→ Information shown:
'''

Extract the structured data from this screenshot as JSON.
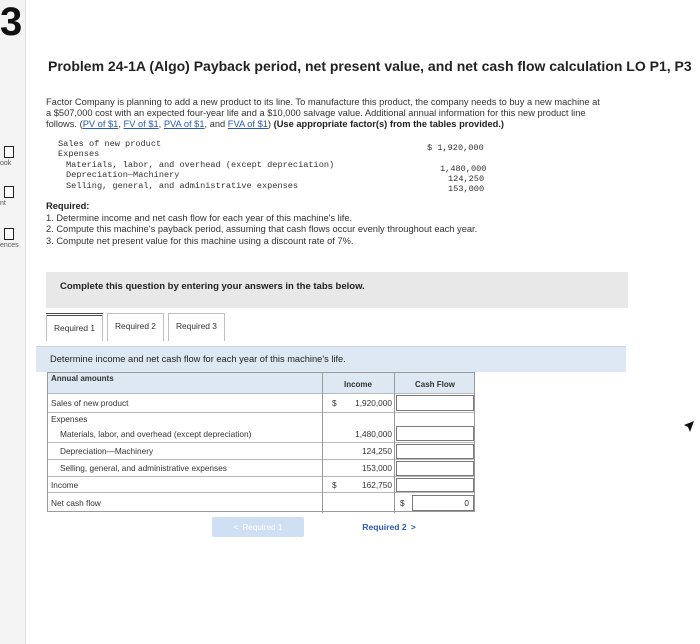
{
  "sidebar": {
    "big_char": "3",
    "items": [
      "ook",
      "nt",
      "ences"
    ]
  },
  "problem": {
    "title": "Problem 24-1A (Algo) Payback period, net present value, and net cash flow calculation LO P1, P3",
    "intro_line1": "Factor Company is planning to add a new product to its line. To manufacture this product, the company needs to buy a new machine at",
    "intro_line2": "a $507,000 cost with an expected four-year life and a $10,000 salvage value. Additional annual information for this new product line",
    "intro_line3_pre": "follows. (",
    "links": [
      "PV of $1",
      "FV of $1",
      "PVA of $1",
      "FVA of $1"
    ],
    "intro_line3_post": "(Use appropriate factor(s) from the tables provided.)"
  },
  "given": {
    "sales_label": "Sales of new product",
    "sales_value": "$ 1,920,000",
    "expenses_label": "Expenses",
    "materials_label": "Materials, labor, and overhead (except depreciation)",
    "materials_value": "1,480,000",
    "depreciation_label": "Depreciation—Machinery",
    "depreciation_value": "124,250",
    "selling_label": "Selling, general, and administrative expenses",
    "selling_value": "153,000"
  },
  "required": {
    "heading": "Required:",
    "items": [
      "1. Determine income and net cash flow for each year of this machine's life.",
      "2. Compute this machine's payback period, assuming that cash flows occur evenly throughout each year.",
      "3. Compute net present value for this machine using a discount rate of 7%."
    ]
  },
  "complete_box": "Complete this question by entering your answers in the tabs below.",
  "tabs": [
    "Required 1",
    "Required 2",
    "Required 3"
  ],
  "instruction": "Determine income and net cash flow for each year of this machine's life.",
  "table": {
    "header_label": "Annual amounts",
    "header_income": "Income",
    "header_cash": "Cash Flow",
    "rows": [
      {
        "label": "Sales of new product",
        "dollar": "$",
        "income": "1,920,000",
        "cash": ""
      },
      {
        "label": "Expenses",
        "dollar": "",
        "income": "",
        "cash": ""
      },
      {
        "label": "Materials, labor, and overhead (except depreciation)",
        "dollar": "",
        "income": "1,480,000",
        "cash": ""
      },
      {
        "label": "Depreciation—Machinery",
        "dollar": "",
        "income": "124,250",
        "cash": ""
      },
      {
        "label": "Selling, general, and administrative expenses",
        "dollar": "",
        "income": "153,000",
        "cash": ""
      },
      {
        "label": "Income",
        "dollar": "$",
        "income": "162,750",
        "cash": ""
      },
      {
        "label": "Net cash flow",
        "dollar": "",
        "income": "",
        "cash_dollar": "$",
        "cash": "0"
      }
    ]
  },
  "nav": {
    "prev": "Required 1",
    "next": "Required 2"
  }
}
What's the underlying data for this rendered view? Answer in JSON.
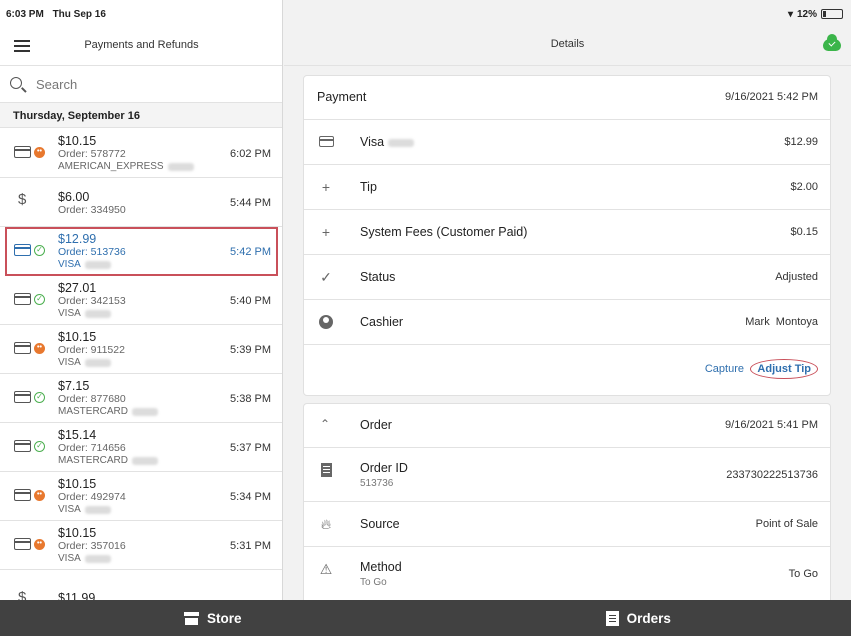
{
  "status_bar": {
    "time": "6:03 PM",
    "date": "Thu Sep 16",
    "battery": "12%"
  },
  "left_header": {
    "title": "Payments and Refunds"
  },
  "search": {
    "placeholder": "Search"
  },
  "date_group": "Thursday, September 16",
  "payments": [
    {
      "amount": "$10.15",
      "order": "Order: 578772",
      "method": "AMERICAN_EXPRESS",
      "time": "6:02 PM",
      "icon": "card-icon",
      "badge": "pending-badge"
    },
    {
      "amount": "$6.00",
      "order": "Order: 334950",
      "method": "",
      "time": "5:44 PM",
      "icon": "dollar-icon",
      "badge": ""
    },
    {
      "amount": "$12.99",
      "order": "Order: 513736",
      "method": "VISA",
      "time": "5:42 PM",
      "icon": "card-icon",
      "badge": "check-badge"
    },
    {
      "amount": "$27.01",
      "order": "Order: 342153",
      "method": "VISA",
      "time": "5:40 PM",
      "icon": "card-icon",
      "badge": "check-badge"
    },
    {
      "amount": "$10.15",
      "order": "Order: 911522",
      "method": "VISA",
      "time": "5:39 PM",
      "icon": "card-icon",
      "badge": "pending-badge"
    },
    {
      "amount": "$7.15",
      "order": "Order: 877680",
      "method": "MASTERCARD",
      "time": "5:38 PM",
      "icon": "card-icon",
      "badge": "check-badge"
    },
    {
      "amount": "$15.14",
      "order": "Order: 714656",
      "method": "MASTERCARD",
      "time": "5:37 PM",
      "icon": "card-icon",
      "badge": "check-badge"
    },
    {
      "amount": "$10.15",
      "order": "Order: 492974",
      "method": "VISA",
      "time": "5:34 PM",
      "icon": "card-icon",
      "badge": "pending-badge"
    },
    {
      "amount": "$10.15",
      "order": "Order: 357016",
      "method": "VISA",
      "time": "5:31 PM",
      "icon": "card-icon",
      "badge": "pending-badge"
    }
  ],
  "peek_amount": "$11.99",
  "right_header": {
    "title": "Details"
  },
  "payment_card": {
    "label": "Payment",
    "datetime": "9/16/2021 5:42 PM",
    "rows": [
      {
        "icon": "credit-card-icon",
        "label": "Visa",
        "value": "$12.99"
      },
      {
        "icon": "plus-icon",
        "label": "Tip",
        "value": "$2.00"
      },
      {
        "icon": "plus-icon",
        "label": "System Fees (Customer Paid)",
        "value": "$0.15"
      },
      {
        "icon": "check-icon",
        "label": "Status",
        "value": "Adjusted"
      },
      {
        "icon": "user-icon",
        "label": "Cashier",
        "value": "Mark  Montoya"
      }
    ],
    "capture_label": "Capture",
    "adjust_tip_label": "Adjust Tip"
  },
  "order_card": {
    "label": "Order",
    "datetime": "9/16/2021 5:41 PM",
    "rows": [
      {
        "icon": "document-icon",
        "label": "Order ID",
        "sub": "513736",
        "value": "233730222513736"
      },
      {
        "icon": "flame-icon",
        "label": "Source",
        "sub": "",
        "value": "Point of Sale"
      },
      {
        "icon": "warning-icon",
        "label": "Method",
        "sub": "To Go",
        "value": "To Go"
      }
    ]
  },
  "tabs": [
    {
      "label": "Store"
    },
    {
      "label": "Orders"
    }
  ],
  "colors": {
    "accent": "#2f6fae",
    "highlight": "#c9505a",
    "pending": "#e8782e",
    "success": "#4caf50",
    "tab_bar": "#414141"
  }
}
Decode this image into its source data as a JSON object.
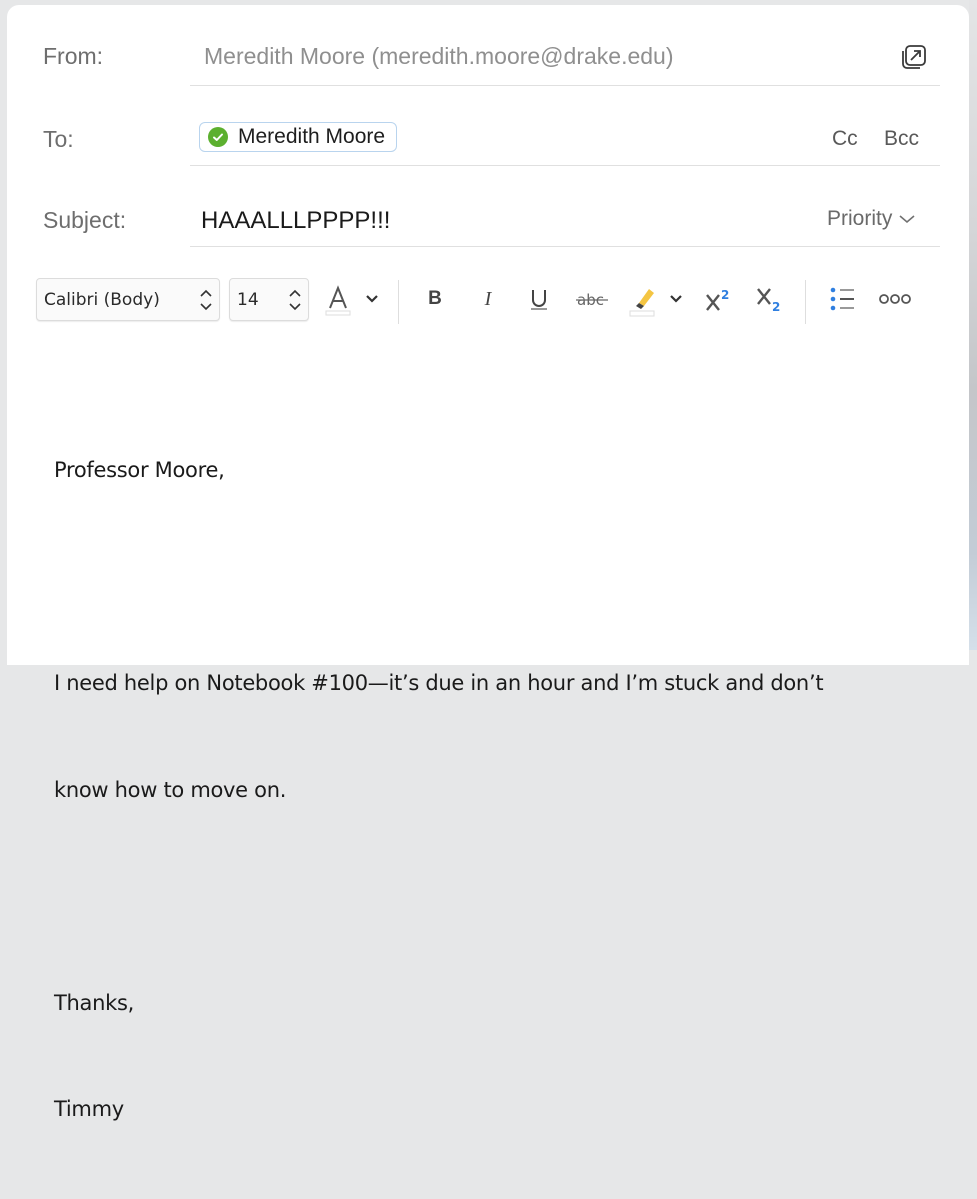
{
  "header": {
    "from_label": "From:",
    "from_value": "Meredith Moore (meredith.moore@drake.edu)",
    "popout_icon": "popout-window-icon",
    "to_label": "To:",
    "recipients": [
      {
        "name": "Meredith Moore",
        "status_icon": "verified-check-icon",
        "status_color": "#5cb02f"
      }
    ],
    "cc_label": "Cc",
    "bcc_label": "Bcc",
    "subject_label": "Subject:",
    "subject_value": "HAAALLLPPPP!!!",
    "priority_label": "Priority"
  },
  "toolbar": {
    "font_family": "Calibri (Body)",
    "font_size": "14",
    "font_color_icon": "font-color-icon",
    "bold_icon": "bold-icon",
    "italic_icon": "italic-icon",
    "underline_icon": "underline-icon",
    "strikethrough_icon": "strikethrough-icon",
    "highlight_icon": "highlight-icon",
    "highlight_color": "#f4c542",
    "superscript_icon": "superscript-icon",
    "subscript_icon": "subscript-icon",
    "bullet_list_icon": "bullet-list-icon",
    "more_icon": "more-options-icon",
    "accent_color": "#2f7fe0"
  },
  "body": {
    "lines": [
      "Professor Moore,",
      "",
      "I need help on Notebook #100—it’s due in an hour and I’m stuck and don’t",
      "know how to move on.",
      "",
      "Thanks,",
      "Timmy"
    ]
  }
}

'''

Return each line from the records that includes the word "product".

    "intro_line1": "Factor Company is planning to add a new product to its line. To manufacture this product, the company needs to buy a new machine at",
    "intro_line2": "a $507,000 cost with an expected four-year life and a $10,000 salvage value. Additional annual information for this new product line",
    "sales_label": "Sales of new product",
        "label": "Sales of new product",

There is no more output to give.